In the fridge alone, Carmy checks his phone to find a sweet voicemail from Claire earlier in the day. She was working at the hospital when she got a sudden urge to call him and tell him that she used to have a big crush on him growing up. She adds that she’s proud of him, and that his brother Mikey would be too. To top it all off, she tells him “I love you” for the first time. Carmy breaks down realizing his grave mistake. Perhaps he realized that Richie was a little bit right too. We all know the concept of work-life balance is a joke; it’s never an even 50-50 split. But going to the extreme and neglecting yourself of amusement altogether? It’s not healthy, and it hurts the people around us too.
Elsewhere, other Bear staffers are dealing with their own families. Sydney’s vomit streak behind the dumpster is interrupted by her loving father praising the incredible meal he just had. This is “The Thing,” he says, finally accepting her line of work and understanding why she put all her passion and energy into this project. Marcus receives an “Every Second Counts” sign from his new pastry chef buddy, Luca, but he doesn’t realize that he’s missed several calls from his ill mother’s nurse. I shudder to think this means bad news for his bedridden mom, whom he has dutifully cared for between shifts.
And, finally, someone with a chainsaw cuts through the fridge door to let Carmy out. This is only night one.
Revamping and reopening the restaurant was one thing; keeping it open is another. With family and friends opening night in the books, The Bear’s journey is far from over. As Natalie made clear to Richie, if they fall behind, they’re done for. They only have one more week of fully booked reservations—what happens after that? How will they pay back Uncle Jimmy’s massive loan? As Sydney’s arc has taught us, even the most promising restaurants have closed. The Bear cannot be one of them.
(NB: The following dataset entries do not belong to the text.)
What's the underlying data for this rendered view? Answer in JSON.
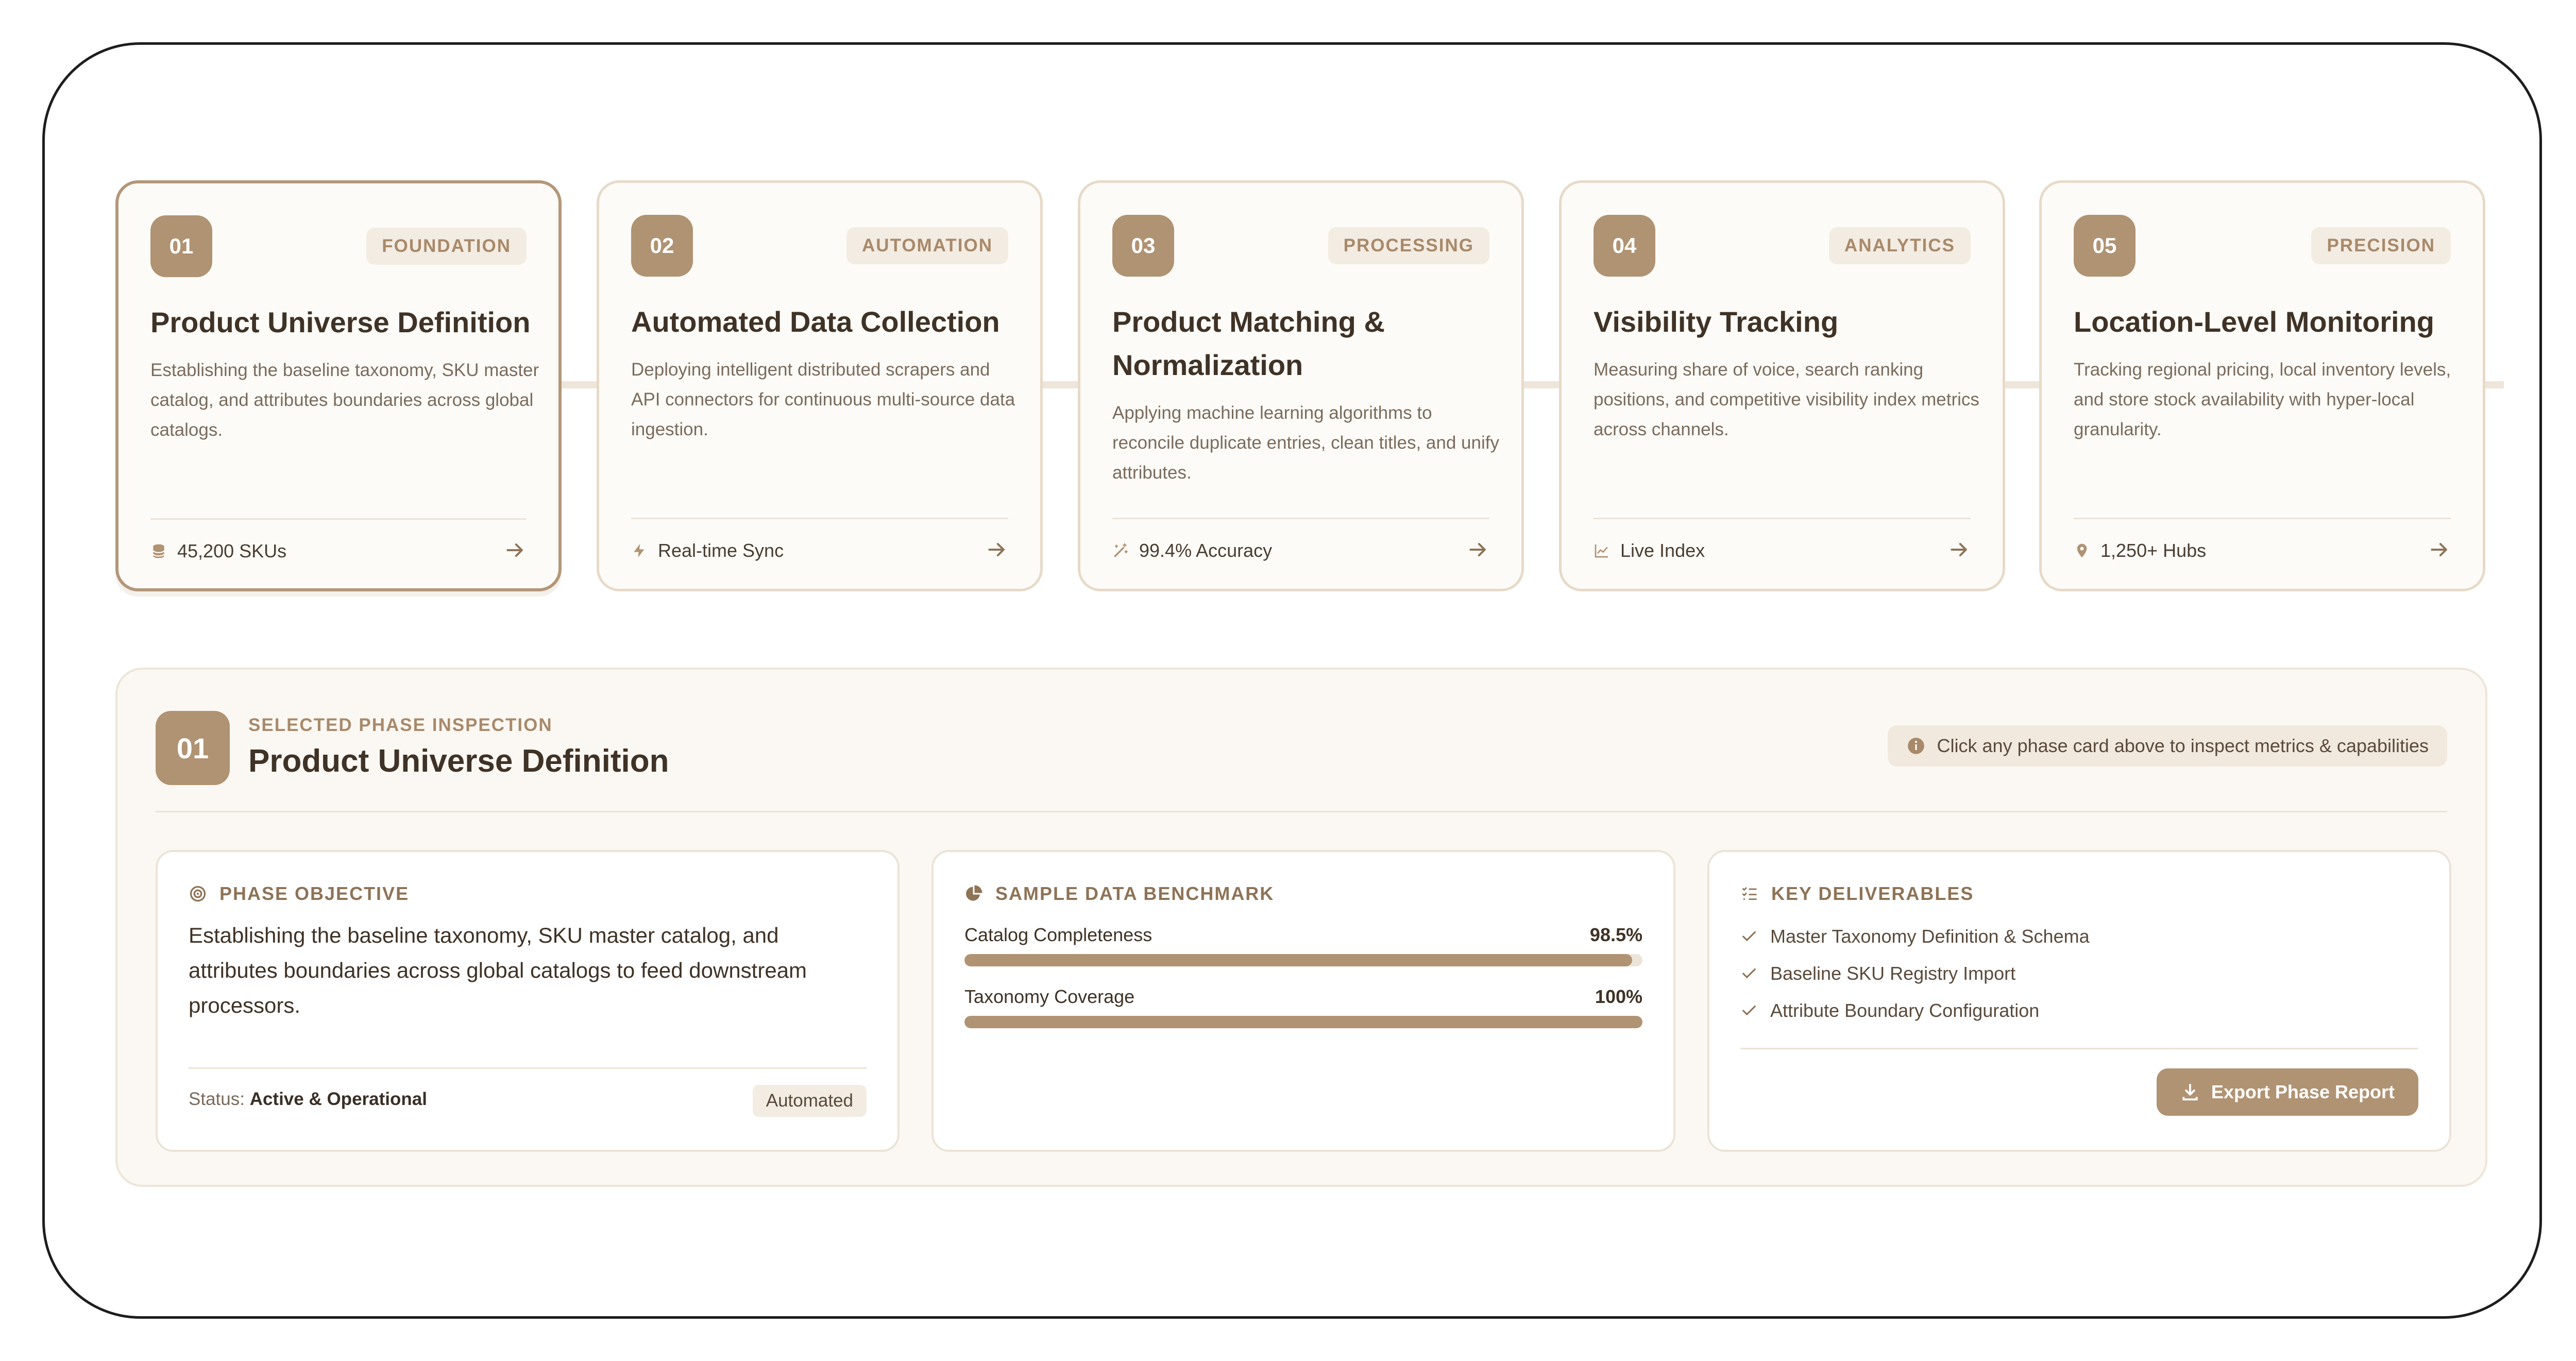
{
  "phases": [
    {
      "number": "01",
      "tag": "FOUNDATION",
      "title": "Product Universe Definition",
      "description": "Establishing the baseline taxonomy, SKU master catalog, and attributes boundaries across global catalogs.",
      "metric": "45,200 SKUs",
      "metric_icon": "database-icon"
    },
    {
      "number": "02",
      "tag": "AUTOMATION",
      "title": "Automated Data Collection",
      "description": "Deploying intelligent distributed scrapers and API connectors for continuous multi-source data ingestion.",
      "metric": "Real-time Sync",
      "metric_icon": "lightning-icon"
    },
    {
      "number": "03",
      "tag": "PROCESSING",
      "title": "Product Matching & Normalization",
      "description": "Applying machine learning algorithms to reconcile duplicate entries, clean titles, and unify attributes.",
      "metric": "99.4% Accuracy",
      "metric_icon": "magic-wand-icon"
    },
    {
      "number": "04",
      "tag": "ANALYTICS",
      "title": "Visibility Tracking",
      "description": "Measuring share of voice, search ranking positions, and competitive visibility index metrics across channels.",
      "metric": "Live Index",
      "metric_icon": "line-chart-icon"
    },
    {
      "number": "05",
      "tag": "PRECISION",
      "title": "Location-Level Monitoring",
      "description": "Tracking regional pricing, local inventory levels, and store stock availability with hyper-local granularity.",
      "metric": "1,250+ Hubs",
      "metric_icon": "map-pin-icon"
    }
  ],
  "inspection": {
    "number": "01",
    "label": "SELECTED PHASE INSPECTION",
    "title": "Product Universe Definition",
    "hint": "Click any phase card above to inspect metrics & capabilities",
    "objective": {
      "heading": "PHASE OBJECTIVE",
      "text": "Establishing the baseline taxonomy, SKU master catalog, and attributes boundaries across global catalogs to feed downstream processors.",
      "status_label": "Status:",
      "status_value": "Active & Operational",
      "badge": "Automated"
    },
    "benchmark": {
      "heading": "SAMPLE DATA BENCHMARK",
      "items": [
        {
          "label": "Catalog Completeness",
          "value": "98.5%",
          "fraction": 0.985
        },
        {
          "label": "Taxonomy Coverage",
          "value": "100%",
          "fraction": 1.0
        }
      ]
    },
    "deliverables": {
      "heading": "KEY DELIVERABLES",
      "items": [
        "Master Taxonomy Definition & Schema",
        "Baseline SKU Registry Import",
        "Attribute Boundary Configuration"
      ],
      "export_label": "Export Phase Report"
    }
  },
  "colors": {
    "accent": "#b09373",
    "tag_text": "#a8896a",
    "card_bg": "#fdfbf7",
    "border": "#e7dac9"
  }
}
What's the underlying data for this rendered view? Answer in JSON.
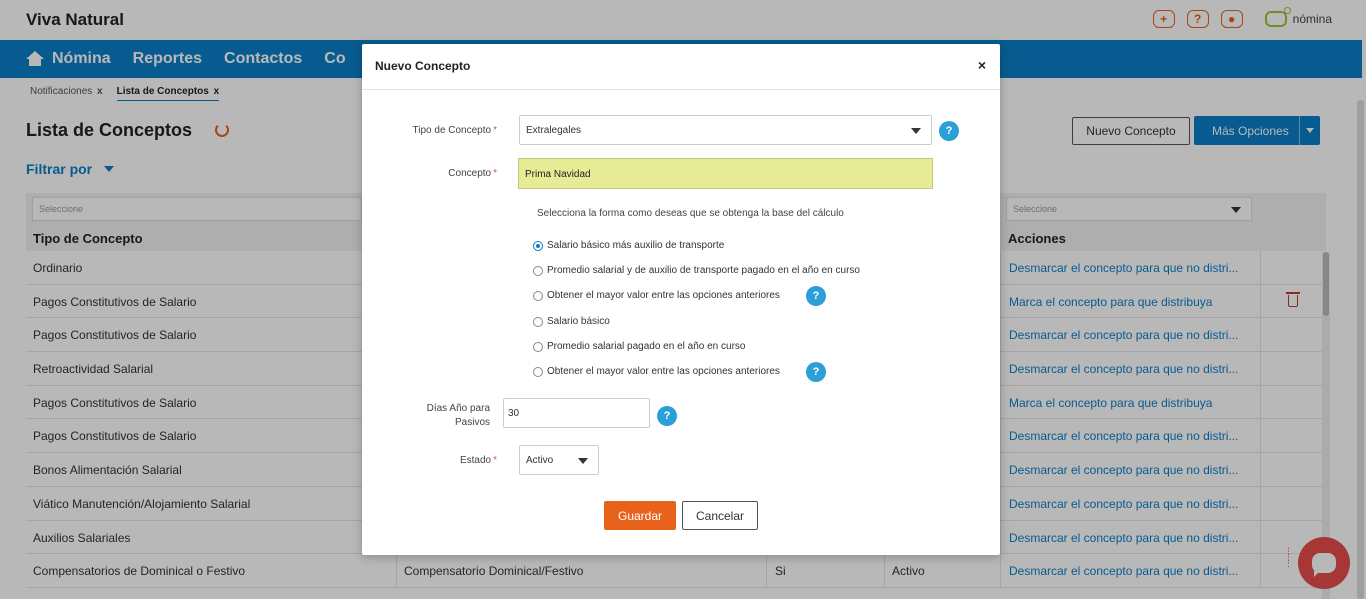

Erica Gonzales is the Senior Culture Editor at ELLE.com, where she oversees coverage on TV, movies, music, books, and more. She was previously an editor at HarpersBAZAAR.com. There is a 75 percent chance she’s listening to Lorde right now.